The article incorrectly described Paul Magliocchetti, who formed the lobbying firm PMA, as a former aide to Rep. John P. Murtha (D-Pa.). Magliocchetti was a staff member for a House Appropriations subcommittee.
Research Center's Role Faces Scrutiny
Tuesday, March 17, 2009
A Pennsylvania defense research center regularly consulted with two "handlers" close to Rep. John P. Murtha (D-Pa.) as it collected nearly $250 million in federal funding through the lawmaker, according to documents obtained by The Washington Post and sources familiar with the funding requests. The center then channeled a significant portion of the funding to companies that were among Murtha's campaign supporters.
The two advisers included a lobbyist for PMA Group, a firm with close ties to Murtha that is the subject of a federal investigation into whether it made illegal contributions by reimbursing donors to the Pennsylvania lawmaker and other members of Congress. The Electro-Optics Center also relied on advice from a longtime Murtha friend who now works on the congressman's appropriations staff.
Federal agents are also exploring how the center obtained its funds after they received dozens of internal documents last year. It is unclear whether the records have become a central focus of the Justice Department's probe, but they open a window into a largely hidden process in which powerful lawmakers can direct funds to pet projects.
The Electro-Optics Center, created by Murtha a decade ago under the auspices of Pennsylvania State University, was envisioned as a way to spur a new high-tech industry and create jobs in economically depressed western Pennsylvania. Last year, the U.S. attorney in Pittsburgh received a packet of budget materials, memos and e-mails from inside the center documenting how closely its managers conferred with PMA about the best ways to get its projects funded in the federal budget, according to two sources familiar with the information.
The center was supposed to help contractors in researching laser and optics technology to improve products for the military, and center officials said contractors were supposed to benefit from some of the federal funds.
Unlike in traditional earmarks -- funding for specific projects publicly requested by members of Congress -- most of the money for the center came through a budget maneuver known as a "plus-up." The process for this kind of earmark allows lawmakers to add money to an existing program in the budget without public disclosure. The center sought $120 million in this type of money for itself and other companies in 2006 alone, according to the records.
Several of the center's partners hired PMA for lobbying. In the 2008 budget, PMA clients received $299 million in defense earmarks through Murtha and other lawmakers. PMA and its clients gave $775,000 in contributions to Murtha in the last election cycle.

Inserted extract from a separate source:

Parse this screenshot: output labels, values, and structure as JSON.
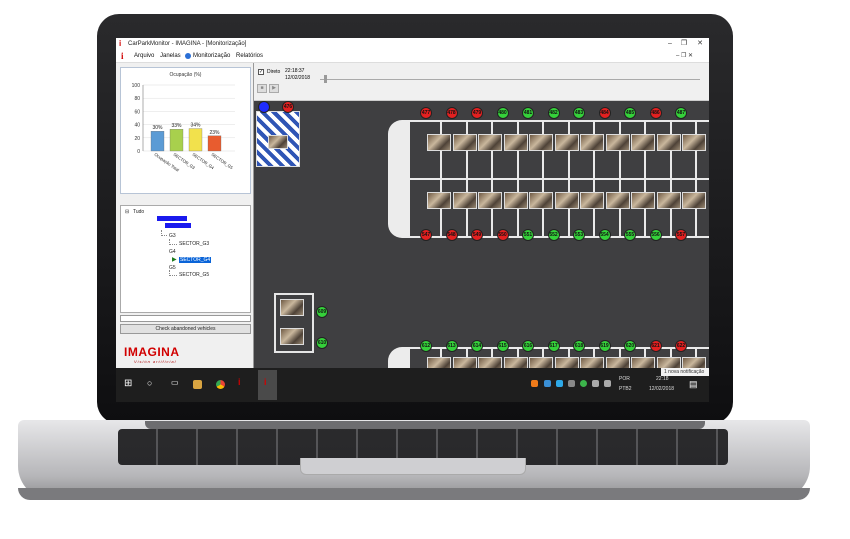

A PMA lobbyist and a close associate of Murtha's helped make many key decisions about what research and which contractors would get the federal money flowing to the center, according to the documents.
Typically, the center's director, Karl Harris, worked with the lobbyist to prepare funding wish lists, which were described in some of the records as "requests for Mr. Murtha to carry." The requests were sent to the congressman's staff, according to the records. The lists detailed how much, and where in the budget, money should be added for projects desired by the center and the contractors.
According to center records and two sources, Harris consulted regularly on the center's overall funding requests with the two men he jokingly referred to in the office as his "handlers": the PMA lobbyist, Daniel Cunningham, and Murtha friend Charlie T. Horner. Cunningham, who golfed with Murtha and occasionally drove him home to Pennsylvania from Washington, was part of the lobbying firm formed by former Murtha aide Paul Magliocchetti. Horner, a former veteran and Defense Department official, was a paid consultant for Electro-Optics, as well as for Lockheed Martin.
Harris did not return calls, but his staff referred questions to Penn State. Edward Liszka, the university's head of defense-related research, said the university was very involved in reviewing the center's research work and doubts that a PMA lobbyist played any significant role. The university receives a percentage of the center's research funds for administration, and Liska said that is a routine arrangement for academic institutions.
Patrick Dorton, a PMA spokesman, said Cunningham occasionally consulted with Harris to provide correct information about PMA clients.